The Association of Southeast Asian Nations – ASEAN for short, is an association that today consists of 10 Southeast Asian states. In 1967, Thailand, Indonesia, the Philippines, Singapore and Malaysia founded ASEAN. The aim was to improve economic, political and social cooperation. Another objective was to balance political
conflicts between these countries that existed as a consequence of decolonization and post-colonial state-building. During Cold War, ASEAN members wanted to contain the influence of communism in their region. Times changed. Old enemies became new partners and in the second half of the 1990s, Vietnam, Laos, Myanmar and Cambodia joined ASEAN. The collapse of the USSR, the founding of
the WTO and a financial crisis in Asia prompted members to deepen their relations and adapt to the new situation. In the 2000s, free trade agreements were concluded with India, China, South Korea, Australia, NewZealand and Japan. In the future the entire region will be merged into one large free trade zone. Since 2001, the “ASEAN Summit” takes place annually. It is a meeting of the heads of state and
government, where current problems are discussed and solutions are worked out. On 15th December, 2008, the ASEAN Charter came into force, giving the association the status of a legal person. Principles of non-intervention and consensual decision-taking remained unchanged by the Charter and became part of it. (This neutrality, being of top priority shall
protect the economic cooperation but also faces criticism, since it means that in very
few cases decisions are taken). Decisions are generally made by consensus; no member can be forced to something. As a result, the group rarely appears to be
closed. Today, ASEAN is based on three pillars:
As a political and security community to ensure peace; as an economic community with a strong domestic market; and as a social and cultural community (including a common identity) ASEAN faces a number of challenges, especially in relation to social and environmental justice. Countries such as Vietnam or the Philippines are particularly vulnerable to climate change and already feel its impacts today. Nevertheless member states plan to meet the energy demand and ensure supply primarily by making use of climate-damaging coal. Indonesia plans to build 117 new coal-fired power plants by 2025. Myanmar invests in coal and gigantic hydroelectric power plants. Laos builds dams on the Mekong.
The result is that Vietnam loses water in
the Mekong Delta. However, fossil fuels for example are not
necessary to cover the lack of energy. Renewable energy sources, ranging from solar energy to biomass and wind power, have enormous potentials in the region.
They too would promote the local economy and provide sustainable jobs. Large areas of precious rainforest are burnt down for palm oil plantations and cattle feed cultivation all over Indonesia. The haze of these fires covers large parts of Indonesia, Singapore and Malaysia. Pollution continues even though in 2003 a which should reduce forest fires, environmental degradation and air pollution. As such problems cross borders, ASEAN must tackle them in a joint effort and think beyond borders.
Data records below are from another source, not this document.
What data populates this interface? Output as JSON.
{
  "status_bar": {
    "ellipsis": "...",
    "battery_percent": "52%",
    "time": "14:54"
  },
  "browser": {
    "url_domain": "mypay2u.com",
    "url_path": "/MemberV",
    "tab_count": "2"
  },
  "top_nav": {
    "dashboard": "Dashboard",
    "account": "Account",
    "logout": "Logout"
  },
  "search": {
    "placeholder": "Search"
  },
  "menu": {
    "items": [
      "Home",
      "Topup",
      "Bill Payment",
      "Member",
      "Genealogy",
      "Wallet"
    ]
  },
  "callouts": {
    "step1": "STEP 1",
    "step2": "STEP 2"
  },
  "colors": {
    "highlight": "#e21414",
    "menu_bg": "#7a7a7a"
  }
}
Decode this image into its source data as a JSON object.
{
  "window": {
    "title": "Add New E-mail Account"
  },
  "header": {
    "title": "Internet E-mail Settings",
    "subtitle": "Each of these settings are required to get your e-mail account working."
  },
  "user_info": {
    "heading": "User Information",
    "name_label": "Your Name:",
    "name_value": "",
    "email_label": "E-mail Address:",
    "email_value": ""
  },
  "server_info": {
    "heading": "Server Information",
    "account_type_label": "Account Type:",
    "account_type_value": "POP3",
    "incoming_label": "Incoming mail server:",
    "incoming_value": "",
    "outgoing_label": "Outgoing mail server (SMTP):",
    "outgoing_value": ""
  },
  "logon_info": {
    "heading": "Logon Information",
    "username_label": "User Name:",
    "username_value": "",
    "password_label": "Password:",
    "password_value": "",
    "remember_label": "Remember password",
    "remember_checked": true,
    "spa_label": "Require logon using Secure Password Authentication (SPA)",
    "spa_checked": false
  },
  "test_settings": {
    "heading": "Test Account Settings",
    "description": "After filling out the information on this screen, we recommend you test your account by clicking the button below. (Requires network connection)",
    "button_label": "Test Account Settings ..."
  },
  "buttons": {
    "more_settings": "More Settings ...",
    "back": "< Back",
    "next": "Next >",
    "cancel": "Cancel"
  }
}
This can be done, for example, by taking up the suggestions made by CSOs (civil society organizations) aiming at installing a fourth Pillar: the environmental pillar. It must ensure that the ecological limits
are taken into account in the growth debate.
Only in case civil society is informed transparently and gets much more involved, acting free from State repression, social and environmental justice can arise. Serve people rather than profit!